Neeta, 24, who runs a beauty parlour in Sonepat, married a police constable from UP. Within a few months, she felt he was not the kind of person she wanted to spend the rest of her life with. She filed for divorce and even slapped her husband in court.

These two cases from Sonepat, a small town in Haryana, are reflective of a growing trend in small town India, where an increasing number of young women have been filing petitions for separation. Says Bhupeshwar Dayal, a lawyer who handles several divorce cases in Sonepat’s district court, “Till 5-6 years ago, you could hardly see any woman in the court premises. Today, there are lots of young, pretty faces, most of whom are here for cases relating to divorce and maintenance.”
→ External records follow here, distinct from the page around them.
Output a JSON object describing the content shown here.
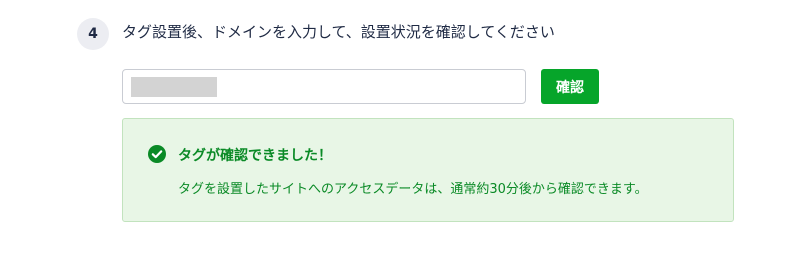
{
  "step": {
    "number": "4",
    "title": "タグ設置後、ドメインを入力して、設置状況を確認してください"
  },
  "domain_input": {
    "value": "",
    "placeholder": ""
  },
  "confirm_button": {
    "label": "確認"
  },
  "result": {
    "title": "タグが確認できました！",
    "message": "タグを設置したサイトへのアクセスデータは、通常約30分後から確認できます。",
    "icon": "check-circle-icon"
  },
  "colors": {
    "accent": "#06a52a",
    "success_text": "#0a8a26",
    "success_bg": "#e8f6e6",
    "success_border": "#c2e3be",
    "badge_bg": "#ecedf2",
    "title_text": "#1f2a44"
  }
}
Divorce, Dayal says, is no longer a taboo and a divorced daughter is not unwelcome in her parent’s homes anymore in small towns. “Recently, I had the case of a girl who sought divorce because she thought her husband was giving his mother more attention than her. In the new socio-economic environment in small towns, women do not feel shy of walking out of marriage,” says another lawyer, not wishing to be named.

“Social trends originating in metros slowly percolate down to smaller towns and from there, to villages. Today, girls in smaller towns, especially those belonging to the upper class are as aspirational as their metro counterparts and wish to follow the latter — whether it is their dress, food habits or keeping late hours. The small town male just cannot digest this,” says Arun Bhardwaj, a Sonepat lawyer who now practices in Delhi High Court.

While both Dayal and Bhardwaj blame the shift on soap operas on the small screen, sociologists say that soap operas can have only a limited effect in influencing social mindsets. “The fact is that there is a new Indian woman everywhere — whether it is in smaller towns, metros or villages, thanks to globalisation. She is not willing to tolerate violence and mental torture, even if it means getting a divorce,” says Ranjana Kumari, director, Centre for Social Research, New Delhi.

(names of women have been changed)